Mr. Rosson was in construction and was married to Jean Rosson for 49 years.
He was preceded in death by daughters, Sally Rosson, Grace Eldridge, Rachel Rosson; sister, Tommie Martin; brother, Jim Rosson.
Survivors include daughter, Dana and Cliff Miller of Malakoff; son, Bill and Dixie Akerly of Alabama; brothers, Frank Rosson of Arizona, Carl Rosson of Arizona; sister, Betty Rosson of Arizona; five grandchildren and three great-grandchildren.

Mar

06

Posted by : admin | On : March 6, 2009

By Michael V. Hannigan
The News Staff

The theme for the Henderson County Black History Committee’s Scholarship Banquet last weekend might have included “Technology” and a “New Vision,” but it was the committee’s old-fashioned support for education that dominated the evening.

The committee handed out 17 scholarships to area students Saturday night at the Malakoff Community Center. {{more}}

The students honored with scholarships by the committee include: Bree Anna Tilley, Morgan Coker, Landon Graham, Jordan Richards, Kaylee Callahan, Grant Lewis, Brittany Ayala, Gaston Wilder, Paige Hurt, Ta’Meshia Overton, Traci Mason, Amanda Bunger, Ariel Clendening, Gabriel Williams, Ariel Humble, Darius Neal, and De’Marcus Sparks.

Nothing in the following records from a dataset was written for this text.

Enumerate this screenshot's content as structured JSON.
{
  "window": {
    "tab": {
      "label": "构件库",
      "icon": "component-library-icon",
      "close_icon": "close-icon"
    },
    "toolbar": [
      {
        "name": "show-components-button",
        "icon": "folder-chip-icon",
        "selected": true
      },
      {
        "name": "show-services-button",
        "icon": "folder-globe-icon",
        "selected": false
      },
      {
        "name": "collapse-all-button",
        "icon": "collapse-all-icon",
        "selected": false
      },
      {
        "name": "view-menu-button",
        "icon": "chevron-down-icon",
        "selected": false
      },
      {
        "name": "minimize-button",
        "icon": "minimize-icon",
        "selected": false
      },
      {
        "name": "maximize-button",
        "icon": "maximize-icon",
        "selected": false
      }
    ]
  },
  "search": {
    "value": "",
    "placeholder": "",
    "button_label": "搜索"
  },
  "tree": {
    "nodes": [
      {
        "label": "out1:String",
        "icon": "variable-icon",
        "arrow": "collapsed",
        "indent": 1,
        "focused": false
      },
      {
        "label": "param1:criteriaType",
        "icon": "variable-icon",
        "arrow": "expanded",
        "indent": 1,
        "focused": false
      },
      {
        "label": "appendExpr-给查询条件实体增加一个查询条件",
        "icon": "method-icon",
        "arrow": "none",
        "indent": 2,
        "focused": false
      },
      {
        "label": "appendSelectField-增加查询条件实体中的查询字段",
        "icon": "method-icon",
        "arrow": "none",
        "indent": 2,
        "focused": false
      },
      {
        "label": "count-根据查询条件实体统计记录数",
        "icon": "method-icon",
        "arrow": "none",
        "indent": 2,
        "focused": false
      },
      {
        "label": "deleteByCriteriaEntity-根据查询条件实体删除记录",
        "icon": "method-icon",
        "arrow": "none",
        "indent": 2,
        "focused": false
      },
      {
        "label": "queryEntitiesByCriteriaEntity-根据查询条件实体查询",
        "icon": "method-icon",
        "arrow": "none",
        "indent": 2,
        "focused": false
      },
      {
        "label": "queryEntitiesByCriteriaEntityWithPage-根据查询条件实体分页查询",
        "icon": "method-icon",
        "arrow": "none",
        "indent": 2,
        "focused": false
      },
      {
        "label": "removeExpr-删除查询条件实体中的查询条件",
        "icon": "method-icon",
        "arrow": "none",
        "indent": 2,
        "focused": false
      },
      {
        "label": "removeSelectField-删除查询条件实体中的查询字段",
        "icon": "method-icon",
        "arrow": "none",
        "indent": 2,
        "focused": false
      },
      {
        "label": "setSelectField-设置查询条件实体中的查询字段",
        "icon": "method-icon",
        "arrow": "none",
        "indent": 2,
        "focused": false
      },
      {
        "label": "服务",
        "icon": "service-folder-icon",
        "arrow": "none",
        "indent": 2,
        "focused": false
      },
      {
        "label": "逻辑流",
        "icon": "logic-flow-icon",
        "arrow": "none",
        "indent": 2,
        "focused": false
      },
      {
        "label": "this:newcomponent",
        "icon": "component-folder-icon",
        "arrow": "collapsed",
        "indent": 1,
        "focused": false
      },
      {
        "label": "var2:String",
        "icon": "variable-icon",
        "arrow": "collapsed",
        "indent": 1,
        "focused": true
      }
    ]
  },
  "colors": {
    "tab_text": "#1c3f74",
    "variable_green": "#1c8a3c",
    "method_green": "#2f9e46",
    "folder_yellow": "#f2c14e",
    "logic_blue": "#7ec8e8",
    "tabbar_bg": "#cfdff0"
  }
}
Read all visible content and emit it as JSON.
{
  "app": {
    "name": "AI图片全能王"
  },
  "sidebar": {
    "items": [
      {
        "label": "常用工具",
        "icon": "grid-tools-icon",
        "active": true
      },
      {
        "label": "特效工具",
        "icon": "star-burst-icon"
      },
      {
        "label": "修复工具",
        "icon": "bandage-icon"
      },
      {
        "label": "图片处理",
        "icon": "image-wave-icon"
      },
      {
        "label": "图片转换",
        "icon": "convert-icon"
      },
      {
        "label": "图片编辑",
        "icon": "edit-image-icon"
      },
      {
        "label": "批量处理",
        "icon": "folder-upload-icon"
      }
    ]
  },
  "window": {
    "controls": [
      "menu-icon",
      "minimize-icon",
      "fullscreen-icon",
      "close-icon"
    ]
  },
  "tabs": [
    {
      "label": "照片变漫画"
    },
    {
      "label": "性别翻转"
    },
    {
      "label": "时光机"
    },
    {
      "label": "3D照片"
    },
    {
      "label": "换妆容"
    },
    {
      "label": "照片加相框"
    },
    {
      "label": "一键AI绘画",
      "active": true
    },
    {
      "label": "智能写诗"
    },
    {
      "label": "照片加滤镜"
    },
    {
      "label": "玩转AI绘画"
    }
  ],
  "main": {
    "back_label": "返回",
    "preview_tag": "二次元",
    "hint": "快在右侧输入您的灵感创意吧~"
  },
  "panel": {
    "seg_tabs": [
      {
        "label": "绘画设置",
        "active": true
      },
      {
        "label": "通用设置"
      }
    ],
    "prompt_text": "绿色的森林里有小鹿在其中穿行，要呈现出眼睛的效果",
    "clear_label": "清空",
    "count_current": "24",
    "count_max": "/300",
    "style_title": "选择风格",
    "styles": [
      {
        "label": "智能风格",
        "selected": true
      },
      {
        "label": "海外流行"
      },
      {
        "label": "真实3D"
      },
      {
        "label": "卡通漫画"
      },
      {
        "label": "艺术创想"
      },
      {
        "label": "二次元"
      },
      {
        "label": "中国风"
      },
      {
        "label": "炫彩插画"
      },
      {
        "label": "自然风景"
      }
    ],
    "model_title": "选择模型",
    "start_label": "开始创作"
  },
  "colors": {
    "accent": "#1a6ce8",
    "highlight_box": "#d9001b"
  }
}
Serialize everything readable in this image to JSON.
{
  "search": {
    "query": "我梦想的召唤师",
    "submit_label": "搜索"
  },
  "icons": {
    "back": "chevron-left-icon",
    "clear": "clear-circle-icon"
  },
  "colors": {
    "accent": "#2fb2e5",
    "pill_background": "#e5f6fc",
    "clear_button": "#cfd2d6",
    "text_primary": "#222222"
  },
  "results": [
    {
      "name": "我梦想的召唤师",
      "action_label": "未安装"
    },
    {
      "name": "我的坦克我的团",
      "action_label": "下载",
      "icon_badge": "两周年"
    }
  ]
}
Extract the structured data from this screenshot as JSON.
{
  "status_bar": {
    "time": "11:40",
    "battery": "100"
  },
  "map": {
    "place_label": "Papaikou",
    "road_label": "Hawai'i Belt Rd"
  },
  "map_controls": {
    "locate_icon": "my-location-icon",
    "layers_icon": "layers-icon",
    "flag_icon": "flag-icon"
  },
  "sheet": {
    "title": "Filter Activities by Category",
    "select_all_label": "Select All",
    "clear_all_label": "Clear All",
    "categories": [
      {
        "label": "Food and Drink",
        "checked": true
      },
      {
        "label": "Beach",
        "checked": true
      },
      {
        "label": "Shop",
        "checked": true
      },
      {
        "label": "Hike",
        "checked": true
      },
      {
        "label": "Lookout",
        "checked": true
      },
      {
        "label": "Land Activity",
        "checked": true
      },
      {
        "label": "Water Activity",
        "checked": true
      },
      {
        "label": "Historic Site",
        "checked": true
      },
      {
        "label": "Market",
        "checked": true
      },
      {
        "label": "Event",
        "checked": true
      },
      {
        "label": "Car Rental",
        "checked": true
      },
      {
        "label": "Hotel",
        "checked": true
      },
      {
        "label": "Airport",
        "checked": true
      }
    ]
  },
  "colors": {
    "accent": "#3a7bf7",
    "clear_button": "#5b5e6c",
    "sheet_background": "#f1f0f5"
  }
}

In addition to the scholarships, Trinity Valley Community College Vice President Rip Drumgoole, a founding member of the Black History Committee, said the college would add at least $100 and maybe more if the students went to TVCC.

“The next step is an important one,” Drumgoole said. “I know you will make the right choices.”

Harlee Wright of Texas College in Tyler also spoke to the students about higher education.

“Anybody who wants to go into teaching, we are the place to go,” he said.

The event featured dual keynote speakers from KLTV Channel 7 News in Tyler: reporters LaKecia Shockley and Layron Livingston.

Both speakers highlighted their faith in God and told students to look to the future.

“You are the leaders of tomorrow,” said Shockley. “The vision each of us has, that you have, comes from within.”
The evening also included a raffle featuring several high quality prizes such as a cruise, airline tickets and professional sports memorabilia.

The Henderson County Black History Committee thanked the following individuals and businesses for making donations to support the banquet:

– George Brett, Kansas City Royals
– Bassett Furniture in Tyler
– Bacon Auto Ranch of Athens
– 1st State Bank of Athens
– Brinker International of Mesquite
– Lawry’s of Dallas
– Oasis Travel of Palestine
– Mesa Airline of Phoenix, Arizona
– El Dorado Casino of Shreveport, La.
– Durham’s Jewelry of Athens
– Dallas Stars of Frisco
– Isle of Capri of Lake Charles, La.
– Walmart of Athens
– Texas Rangers
– Lilly Enterprises of Athens
– Brookshire’s of Malakoff
– Subway of Malakoff
– First Baptist Church of Malakoff (Walker Street)
– First Baptist Church of Malakoff (Mitchum Street)
– Church of Living God of Athens
– Antioch Baptist Church of Malakoff
– Marsha Head of Athens
– Mt. Calvary Baptist Church of Athens
– A&B Importhouse of Malakoff
– Bluebell Creameries of Mesquite
– Ben E. Keith/Budweiser of Palestine
– Faith Community Baptist Church of Payne Springs
– Cedar Fork Baptist Church of Trinidad
– Henderson County Democratic Party of Athens
– Johnson Chapel AME Church of Malakoff
– Discovery Science Place of Tyler (Donation for the upcoming pageant)
– The Malakoff News

Mar

01

Posted by : admin | On : March 1, 2009


By Britt Thompson and Amanda Miles Thompson

From The Malakoff News
Friday, February 28, 1947

Athens, Texas